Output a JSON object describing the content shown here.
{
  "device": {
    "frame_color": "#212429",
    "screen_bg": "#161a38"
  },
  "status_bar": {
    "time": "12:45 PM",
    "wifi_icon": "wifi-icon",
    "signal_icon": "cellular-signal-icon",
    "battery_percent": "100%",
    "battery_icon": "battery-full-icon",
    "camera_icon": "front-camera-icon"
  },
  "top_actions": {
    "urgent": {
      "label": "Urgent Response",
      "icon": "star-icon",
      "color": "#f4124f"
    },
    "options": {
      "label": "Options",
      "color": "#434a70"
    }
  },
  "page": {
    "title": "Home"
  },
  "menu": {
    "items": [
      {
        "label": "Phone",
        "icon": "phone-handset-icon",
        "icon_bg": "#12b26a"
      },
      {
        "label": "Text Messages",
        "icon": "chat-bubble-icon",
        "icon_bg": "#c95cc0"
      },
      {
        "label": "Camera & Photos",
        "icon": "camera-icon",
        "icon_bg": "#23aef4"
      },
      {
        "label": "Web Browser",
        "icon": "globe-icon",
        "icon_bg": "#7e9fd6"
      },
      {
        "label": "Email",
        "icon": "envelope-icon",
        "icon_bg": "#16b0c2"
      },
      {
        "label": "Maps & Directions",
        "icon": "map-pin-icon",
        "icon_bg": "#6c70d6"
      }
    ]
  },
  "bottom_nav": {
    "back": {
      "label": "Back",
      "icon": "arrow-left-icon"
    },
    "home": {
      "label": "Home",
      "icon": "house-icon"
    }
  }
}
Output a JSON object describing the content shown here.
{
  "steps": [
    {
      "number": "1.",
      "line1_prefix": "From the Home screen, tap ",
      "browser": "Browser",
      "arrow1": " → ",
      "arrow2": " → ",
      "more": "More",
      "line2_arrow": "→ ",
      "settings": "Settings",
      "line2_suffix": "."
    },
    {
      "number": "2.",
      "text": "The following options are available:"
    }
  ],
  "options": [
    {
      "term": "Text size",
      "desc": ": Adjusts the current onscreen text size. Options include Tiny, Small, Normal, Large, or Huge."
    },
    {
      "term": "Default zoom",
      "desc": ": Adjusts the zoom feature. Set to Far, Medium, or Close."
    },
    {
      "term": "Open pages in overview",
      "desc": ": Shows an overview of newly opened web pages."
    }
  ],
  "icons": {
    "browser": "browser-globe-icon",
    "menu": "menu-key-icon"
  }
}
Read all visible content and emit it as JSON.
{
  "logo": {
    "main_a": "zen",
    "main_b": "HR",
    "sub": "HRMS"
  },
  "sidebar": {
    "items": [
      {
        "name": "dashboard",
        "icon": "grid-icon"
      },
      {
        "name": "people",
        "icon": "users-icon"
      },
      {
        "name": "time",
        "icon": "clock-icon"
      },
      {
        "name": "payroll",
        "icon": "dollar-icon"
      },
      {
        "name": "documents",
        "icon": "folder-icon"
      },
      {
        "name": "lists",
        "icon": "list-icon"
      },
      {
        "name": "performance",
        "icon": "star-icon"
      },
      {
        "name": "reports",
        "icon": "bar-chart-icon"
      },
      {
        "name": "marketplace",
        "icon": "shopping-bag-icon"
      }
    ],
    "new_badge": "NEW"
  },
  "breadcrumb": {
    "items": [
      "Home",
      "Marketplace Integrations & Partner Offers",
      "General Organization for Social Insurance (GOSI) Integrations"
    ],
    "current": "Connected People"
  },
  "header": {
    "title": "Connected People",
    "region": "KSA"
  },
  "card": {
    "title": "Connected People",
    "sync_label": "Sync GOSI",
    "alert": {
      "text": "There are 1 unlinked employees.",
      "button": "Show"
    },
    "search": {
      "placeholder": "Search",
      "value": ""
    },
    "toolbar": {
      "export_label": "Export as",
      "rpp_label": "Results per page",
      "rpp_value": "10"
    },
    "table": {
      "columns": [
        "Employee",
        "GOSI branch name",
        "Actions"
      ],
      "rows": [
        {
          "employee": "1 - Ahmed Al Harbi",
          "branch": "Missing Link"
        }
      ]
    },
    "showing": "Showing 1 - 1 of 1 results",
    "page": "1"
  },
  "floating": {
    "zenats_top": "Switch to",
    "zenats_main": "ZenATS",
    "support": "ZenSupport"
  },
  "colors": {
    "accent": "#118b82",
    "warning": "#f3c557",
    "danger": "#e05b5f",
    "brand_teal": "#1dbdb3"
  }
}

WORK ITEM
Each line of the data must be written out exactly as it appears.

TASK RESPONSE
Output a JSON object describing the content shown here.
{
  "device": {
    "frame_color": "#212429",
    "screen_bg": "#161a38"
  },
  "status_bar": {
    "time": "12:45 PM",
    "wifi_icon": "wifi-icon",
    "signal_icon": "cellular-signal-icon",
    "battery_percent": "100%",
    "battery_icon": "battery-full-icon",
    "camera_icon": "front-camera-icon"
  },
  "top_actions": {
    "urgent": {
      "label": "Urgent Response",
      "icon": "star-icon",
      "color": "#f4124f"
    },
    "options": {
      "label": "Options",
      "color": "#434a70"
    }
  },
  "page": {
    "title": "Home"
  },
  "menu": {
    "items": [
      {
        "label": "Phone",
        "icon": "phone-handset-icon",
        "icon_bg": "#12b26a"
      },
      {
        "label": "Text Messages",
        "icon": "chat-bubble-icon",
        "icon_bg": "#c95cc0"
      },
      {
        "label": "Camera & Photos",
        "icon": "camera-icon",
        "icon_bg": "#23aef4"
      },
      {
        "label": "Web Browser",
        "icon": "globe-icon",
        "icon_bg": "#7e9fd6"
      },
      {
        "label": "Email",
        "icon": "envelope-icon",
        "icon_bg": "#16b0c2"
      },
      {
        "label": "Maps & Directions",
        "icon": "map-pin-icon",
        "icon_bg": "#6c70d6"
      }
    ]
  },
  "bottom_nav": {
    "back": {
      "label": "Back",
      "icon": "arrow-left-icon"
    },
    "home": {
      "label": "Home",
      "icon": "house-icon"
    }
  }
}
Output a JSON object describing the content shown here.
{
  "steps": [
    {
      "number": "1.",
      "line1_prefix": "From the Home screen, tap ",
      "browser": "Browser",
      "arrow1": " → ",
      "arrow2": " → ",
      "more": "More",
      "line2_arrow": "→ ",
      "settings": "Settings",
      "line2_suffix": "."
    },
    {
      "number": "2.",
      "text": "The following options are available:"
    }
  ],
  "options": [
    {
      "term": "Text size",
      "desc": ": Adjusts the current onscreen text size. Options include Tiny, Small, Normal, Large, or Huge."
    },
    {
      "term": "Default zoom",
      "desc": ": Adjusts the zoom feature. Set to Far, Medium, or Close."
    },
    {
      "term": "Open pages in overview",
      "desc": ": Shows an overview of newly opened web pages."
    }
  ],
  "icons": {
    "browser": "browser-globe-icon",
    "menu": "menu-key-icon"
  }
}
Read all visible content and emit it as JSON.
{
  "logo": {
    "main_a": "zen",
    "main_b": "HR",
    "sub": "HRMS"
  },
  "sidebar": {
    "items": [
      {
        "name": "dashboard",
        "icon": "grid-icon"
      },
      {
        "name": "people",
        "icon": "users-icon"
      },
      {
        "name": "time",
        "icon": "clock-icon"
      },
      {
        "name": "payroll",
        "icon": "dollar-icon"
      },
      {
        "name": "documents",
        "icon": "folder-icon"
      },
      {
        "name": "lists",
        "icon": "list-icon"
      },
      {
        "name": "performance",
        "icon": "star-icon"
      },
      {
        "name": "reports",
        "icon": "bar-chart-icon"
      },
      {
        "name": "marketplace",
        "icon": "shopping-bag-icon"
      }
    ],
    "new_badge": "NEW"
  },
  "breadcrumb": {
    "items": [
      "Home",
      "Marketplace Integrations & Partner Offers",
      "General Organization for Social Insurance (GOSI) Integrations"
    ],
    "current": "Connected People"
  },
  "header": {
    "title": "Connected People",
    "region": "KSA"
  },
  "card": {
    "title": "Connected People",
    "sync_label": "Sync GOSI",
    "alert": {
      "text": "There are 1 unlinked employees.",
      "button": "Show"
    },
    "search": {
      "placeholder": "Search",
      "value": ""
    },
    "toolbar": {
      "export_label": "Export as",
      "rpp_label": "Results per page",
      "rpp_value": "10"
    },
    "table": {
      "columns": [
        "Employee",
        "GOSI branch name",
        "Actions"
      ],
      "rows": [
        {
          "employee": "1 - Ahmed Al Harbi",
          "branch": "Missing Link"
        }
      ]
    },
    "showing": "Showing 1 - 1 of 1 results",
    "page": "1"
  },
  "floating": {
    "zenats_top": "Switch to",
    "zenats_main": "ZenATS",
    "support": "ZenSupport"
  },
  "colors": {
    "accent": "#118b82",
    "warning": "#f3c557",
    "danger": "#e05b5f",
    "brand_teal": "#1dbdb3"
  }
}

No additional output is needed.